I. NONE SHOULD ENTER THE MINISTRY BUT THOSE WHO ARE CALLED OF CHRIST, There are other voices to which young men are apt to listen.
1. There is the voice of the love of a life of literary ease. The young man has a passion for books; his daily toil seems to him mean and degrading; and he fancies that if he were in the ministry he would have nothing to do but to study, and that study would be a lifelong and ever-increasing delight. At the best he becomes a respectable bookworm, who hates preaching, which so greatly interferes with his studies; but he must preach or starve, and so he preaches sermons about the gospel — very learned sermons — which do his hearers about as much real good as would an admirable lecture on the chemistry of food delivered to a number of farm labourers who at the close of a day's toil had hurried into a kitchen! hungry for food.
2. There is a voice of the ambition to be respectable, genteel!
3. There is the voice of the love of publicity. Sometimes a little success in delivering half a dozen addresses to a Sunday School, or in making as many speeches in a debating society, turns a young man's brain, and he is sure that his proper place is in the ministry.
4. There is still another voice to which many young men are apt to listen, imagining that it is indeed the voice of Christ calling them to devote themselves to the ministry — the voice of a sincere desire to do good. This desire is quick and powerful in the heart of every young man who has really given himself to Christ. But it is a pitiable mistake to imagine that the call to do good and the call to become a preacher of the gospel is one and the same thing. To none of the voices that I have named should a young man listen when he is debating the question whether he should devote himself to the ministry of the Word. Before he takes that solemn, and in many cases irrevocable step, he should be very sure that it is the voice of Christ that he has heard saying to him, "Follow Me, and I will make you a fisher of men."

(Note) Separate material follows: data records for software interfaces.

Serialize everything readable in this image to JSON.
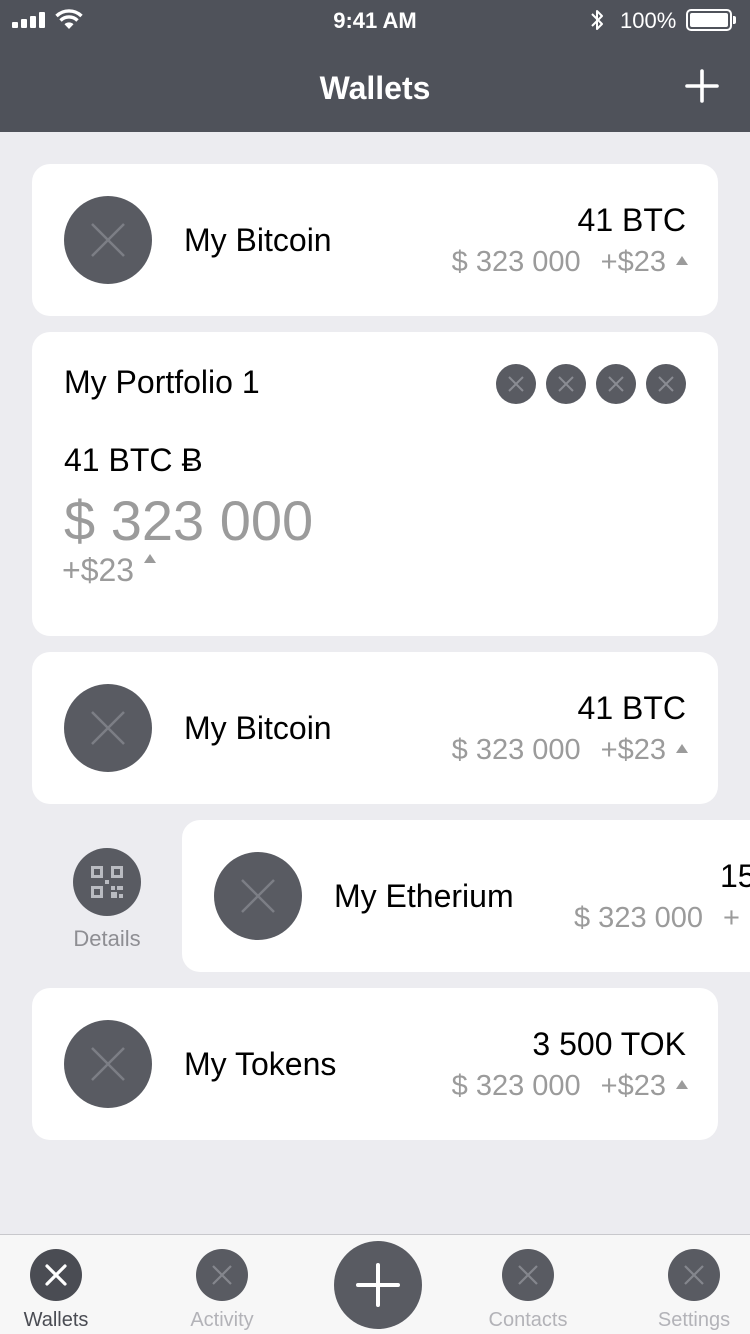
{
  "status_bar": {
    "time": "9:41 AM",
    "battery": "100%"
  },
  "nav": {
    "title": "Wallets"
  },
  "wallets": [
    {
      "name": "My Bitcoin",
      "amount": "41 BTC",
      "usd": "$ 323 000",
      "change": "+$23"
    },
    {
      "name": "My Bitcoin",
      "amount": "41 BTC",
      "usd": "$ 323 000",
      "change": "+$23"
    },
    {
      "name": "My Etherium",
      "amount": "15",
      "usd": "$ 323 000",
      "change": "+"
    },
    {
      "name": "My Tokens",
      "amount": "3 500 TOK",
      "usd": "$ 323 000",
      "change": "+$23"
    }
  ],
  "portfolio": {
    "title": "My Portfolio 1",
    "btc": "41 BTC Ƀ",
    "usd": "$ 323 000",
    "change": "+$23"
  },
  "swipe_action": {
    "label": "Details"
  },
  "tabs": [
    {
      "label": "Wallets",
      "active": true
    },
    {
      "label": "Activity",
      "active": false
    },
    {
      "label": "Contacts",
      "active": false
    },
    {
      "label": "Settings",
      "active": false
    }
  ],
  "colors": {
    "nav_bg": "#4f525a",
    "icon_bg": "#595b62",
    "screen_bg": "#ececf0",
    "muted_text": "#9b9b9b"
  }
}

II. BUT — this is the second fact that should be pondered — WHEN A MAN HAS HEARD THAT CALL HE SHOULD OBEY IT AT ANY COST. It may be that he cannot do so without making sacrifices; like Simon and Andrew, James and John, he may have to leave behind him nets, boats, valuable fishing-tackle, and dear friends; he may have to give up great present advantages, still greater prospective advantages; but like those of whom this narrative speaks to us, he should cheerfully forsake all, and follow Christ. Amos, the herdsman, was as true a prophet of the Lord as Isaiah, although he was reared in a palace. The other young man is in the counting-house; he is the eldest son of the successful head of the firm; he knows that in due time he will be a partner in the firm; he, too, is called, clearly called — he has no doubt that it is Christ's voice he hears — yet he hesitates, for the nets and boats that will have to be left are too many and too valuable; he reminds himself of the fact of which of I have reminded you, that it is not in the ministry only that a man can do good, and so, with this excuse, which he knows is for him a lie, he silences the Voice that calls so clearly. And hence comes that fact, which all the Churches deplore, that so few young men come forth from the middle and upper ranks of society to serve our Lord Jesus Christ as preachers of His Word. This was Garibaldi's most effective appeal to his fellow-countrymen: — "Soldiers, your efforts against overwhelming odds have been unavailing. I have nothing to offer you but hunger, thirst, hardship, death: let all who love their country follow me" (July 22, 1849). Such an appeal does Christ address to-day to the sons of our Christian merchants and landowners.
Parallel VersesKJV: And so was also James, and John, the sons of Zebedee, which were partners with Simon. And Jesus said unto Simon, Fear not; from henceforth thou shalt catch men.